The station was inaugurated on October 14, 1852 and took the name of the Londoner neighborhood within which was built, so named because of the monument of King George IV, which was demolished in 1845. Over the years, the railway terminal has undergone many changes, either due to incidents such as the 1973 IRA attack or the devastating fire of 1987, or for reasons of fluidizing the passenger traffic flows. The newest terminal was inaugurated on March 19, 2012 and was designed by the architect Joahn McAslan and resembles, according to the author, with an overturned waterfall. McAslan says that it is the station with the longest span in Europe. The semicircular building has a radius of 54 meters and has a roof made of 2,000 triangular panels, half of which is glass.
Dunedin, New Zealand
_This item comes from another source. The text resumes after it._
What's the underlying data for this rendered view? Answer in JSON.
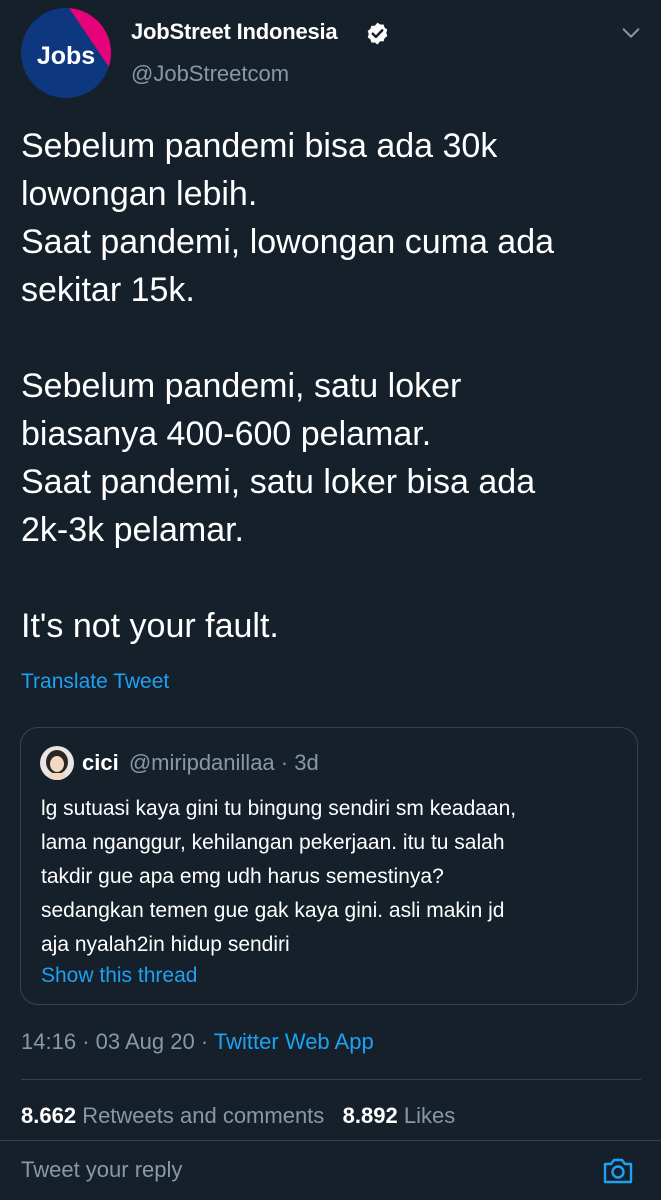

With a design that mimics a gingerbread house, Dunedin railway station was designed by the architect George Troup. It was built in the Flemish Renaissance style, from black basalt of Kokonga, with lit facade of Oamaru stone and with pink granite pillars. The southern part of the building is dominated by a tall clock tower of 37 meters, which is visible from the center of the city. The floor of the main hall is a mosaic made of 750,000 pieces. Above the balcony there is a frieze of porcelain on which are drawn locomotives and other symbols specific to the railways. The construction lasted two year, cost £40,000 and was inaugurated in 1906. Each Saturday morning at the train station there is a fair of local producers and every year in March, here is the most famous fashion show in New Zealand and the main platform becomes the longest runway in the world.